Coaching vs Therapy
Many people look to coaching as an option to traditional psychotherapy because of the social stigma of the latter opposing to the former. While therapy and coaching both seek to improve a client’s internal, mental and physical experience, a coach is not a licensed healthcare professional who can label and treat mental, emotional, and behavioral disorders. Though a coach can work with clients who also need the care of a healthcare professional, they will typically only do so in tandem with and at the recommendation of a psychotherapist.
Like a therapist, a coach is dedicated to facilitating growth in a person’s day-to-day life, including self-discovery, actualizing potential, improving interpersonal skills, overcoming inhibitions, goal-setting, and elevating fulfillment in all aspects of life.
A coach may explore a person’s past when doing so may reveal relevant patterns and causes of behavior that helps the client understand, deshamify, and normalize the habits and feelings that may be holding them back from developing new strategies for accomplishing their goals.

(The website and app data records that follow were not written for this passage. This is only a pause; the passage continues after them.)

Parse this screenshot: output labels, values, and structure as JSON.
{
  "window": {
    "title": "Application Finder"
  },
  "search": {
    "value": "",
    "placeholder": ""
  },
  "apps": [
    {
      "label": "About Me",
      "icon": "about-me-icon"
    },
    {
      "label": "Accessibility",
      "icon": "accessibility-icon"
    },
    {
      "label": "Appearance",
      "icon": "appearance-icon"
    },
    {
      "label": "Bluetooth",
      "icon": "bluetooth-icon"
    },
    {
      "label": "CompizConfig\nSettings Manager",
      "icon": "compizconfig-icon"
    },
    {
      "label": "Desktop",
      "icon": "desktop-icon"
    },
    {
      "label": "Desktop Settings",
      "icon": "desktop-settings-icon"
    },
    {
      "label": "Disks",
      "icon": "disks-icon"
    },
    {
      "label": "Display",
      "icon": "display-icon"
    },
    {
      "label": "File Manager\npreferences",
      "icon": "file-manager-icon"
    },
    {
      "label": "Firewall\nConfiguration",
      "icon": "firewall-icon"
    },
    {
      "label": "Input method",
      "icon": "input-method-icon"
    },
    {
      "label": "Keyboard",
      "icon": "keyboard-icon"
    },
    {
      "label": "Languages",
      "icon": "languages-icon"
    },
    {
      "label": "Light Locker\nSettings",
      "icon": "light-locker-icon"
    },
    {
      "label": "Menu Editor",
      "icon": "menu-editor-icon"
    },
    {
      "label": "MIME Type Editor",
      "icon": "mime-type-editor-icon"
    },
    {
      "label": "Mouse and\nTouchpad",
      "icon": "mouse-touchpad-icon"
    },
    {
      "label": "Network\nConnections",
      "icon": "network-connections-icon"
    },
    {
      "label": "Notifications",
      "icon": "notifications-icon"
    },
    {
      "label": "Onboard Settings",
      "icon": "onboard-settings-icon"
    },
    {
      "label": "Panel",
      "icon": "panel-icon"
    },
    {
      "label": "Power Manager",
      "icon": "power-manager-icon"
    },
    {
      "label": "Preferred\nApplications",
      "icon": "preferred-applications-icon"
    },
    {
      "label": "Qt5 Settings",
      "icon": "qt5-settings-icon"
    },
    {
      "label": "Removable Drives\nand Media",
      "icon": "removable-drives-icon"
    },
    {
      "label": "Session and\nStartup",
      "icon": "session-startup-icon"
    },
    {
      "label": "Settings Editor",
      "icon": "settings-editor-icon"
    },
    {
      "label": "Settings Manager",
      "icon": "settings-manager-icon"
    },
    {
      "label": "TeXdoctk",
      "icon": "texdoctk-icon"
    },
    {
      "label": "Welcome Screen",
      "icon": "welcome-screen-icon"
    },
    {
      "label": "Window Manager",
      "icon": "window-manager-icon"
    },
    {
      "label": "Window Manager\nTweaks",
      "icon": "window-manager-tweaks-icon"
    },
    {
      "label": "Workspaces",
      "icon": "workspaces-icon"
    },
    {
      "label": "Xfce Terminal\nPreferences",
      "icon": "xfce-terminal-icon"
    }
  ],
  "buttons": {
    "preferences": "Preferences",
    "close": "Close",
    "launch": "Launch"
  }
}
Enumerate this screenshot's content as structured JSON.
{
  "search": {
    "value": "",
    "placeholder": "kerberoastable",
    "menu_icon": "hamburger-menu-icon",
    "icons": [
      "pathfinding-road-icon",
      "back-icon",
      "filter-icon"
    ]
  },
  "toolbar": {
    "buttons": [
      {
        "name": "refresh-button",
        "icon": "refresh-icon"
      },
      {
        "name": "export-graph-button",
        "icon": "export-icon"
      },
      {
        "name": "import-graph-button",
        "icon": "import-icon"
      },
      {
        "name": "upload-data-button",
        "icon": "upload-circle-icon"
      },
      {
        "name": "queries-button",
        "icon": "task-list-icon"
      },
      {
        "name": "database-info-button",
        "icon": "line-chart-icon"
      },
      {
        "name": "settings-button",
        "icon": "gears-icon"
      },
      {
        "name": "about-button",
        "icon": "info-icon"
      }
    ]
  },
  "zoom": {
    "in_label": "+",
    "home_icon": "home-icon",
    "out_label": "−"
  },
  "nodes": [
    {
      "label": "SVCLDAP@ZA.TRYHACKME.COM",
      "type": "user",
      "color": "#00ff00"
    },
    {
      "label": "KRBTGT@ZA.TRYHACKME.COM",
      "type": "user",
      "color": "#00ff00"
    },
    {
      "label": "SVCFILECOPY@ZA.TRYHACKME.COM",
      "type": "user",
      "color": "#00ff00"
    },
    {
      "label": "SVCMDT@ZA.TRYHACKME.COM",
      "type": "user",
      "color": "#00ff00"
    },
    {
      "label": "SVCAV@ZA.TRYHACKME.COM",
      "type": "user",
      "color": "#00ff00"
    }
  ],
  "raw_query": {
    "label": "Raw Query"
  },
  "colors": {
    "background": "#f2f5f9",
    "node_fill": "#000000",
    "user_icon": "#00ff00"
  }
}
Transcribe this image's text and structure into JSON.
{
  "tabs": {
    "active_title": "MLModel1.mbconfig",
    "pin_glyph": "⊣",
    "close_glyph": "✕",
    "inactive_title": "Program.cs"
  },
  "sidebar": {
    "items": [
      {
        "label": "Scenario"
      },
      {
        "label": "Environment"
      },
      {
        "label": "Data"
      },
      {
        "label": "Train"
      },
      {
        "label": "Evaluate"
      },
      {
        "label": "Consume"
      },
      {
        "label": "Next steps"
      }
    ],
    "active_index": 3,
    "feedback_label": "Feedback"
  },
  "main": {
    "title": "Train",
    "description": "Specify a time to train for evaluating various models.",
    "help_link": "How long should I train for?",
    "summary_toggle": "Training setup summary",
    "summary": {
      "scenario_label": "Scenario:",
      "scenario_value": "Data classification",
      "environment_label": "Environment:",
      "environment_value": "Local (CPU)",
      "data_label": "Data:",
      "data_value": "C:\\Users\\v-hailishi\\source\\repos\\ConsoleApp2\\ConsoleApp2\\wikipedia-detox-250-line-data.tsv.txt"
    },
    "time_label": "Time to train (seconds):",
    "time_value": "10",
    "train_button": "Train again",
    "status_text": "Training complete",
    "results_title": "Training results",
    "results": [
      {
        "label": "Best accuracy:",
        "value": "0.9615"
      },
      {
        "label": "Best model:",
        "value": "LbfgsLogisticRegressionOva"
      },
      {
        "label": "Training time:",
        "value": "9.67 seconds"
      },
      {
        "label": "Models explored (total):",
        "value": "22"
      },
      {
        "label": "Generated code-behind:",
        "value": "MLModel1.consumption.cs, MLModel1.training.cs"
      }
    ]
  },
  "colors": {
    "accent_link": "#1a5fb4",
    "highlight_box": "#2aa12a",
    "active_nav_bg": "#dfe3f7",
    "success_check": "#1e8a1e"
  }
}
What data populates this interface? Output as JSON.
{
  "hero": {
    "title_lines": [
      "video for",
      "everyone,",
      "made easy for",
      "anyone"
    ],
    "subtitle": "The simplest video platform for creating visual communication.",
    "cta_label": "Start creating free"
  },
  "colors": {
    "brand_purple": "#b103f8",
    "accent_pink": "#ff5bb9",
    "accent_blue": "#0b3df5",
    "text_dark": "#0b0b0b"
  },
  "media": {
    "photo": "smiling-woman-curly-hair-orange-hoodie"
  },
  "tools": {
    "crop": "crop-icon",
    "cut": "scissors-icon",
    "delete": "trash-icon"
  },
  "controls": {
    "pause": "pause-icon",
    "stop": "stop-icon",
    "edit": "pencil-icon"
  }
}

A coach may explore the social systems in which a person is connected and seek to illuminate beliefs that he or she may be unaware of, beliefs that may have a significant influence and limiting capability on one’s thoughts, feelings, and actions.
Coaching can occur in-person or on the phone and the duration can range from short to long-term, as the client feels is useful. As a foundation, a primary component of our coaching is based on practice, utilizing experiential exercises to foster a deep connection between our minds and our bodies to explore feelings and reactions, to roll-play new communication skills, and to build new habits toward meeting your long-term goals.
We may also recommend reading material and offer homework so that you can practice learned tools on your own time.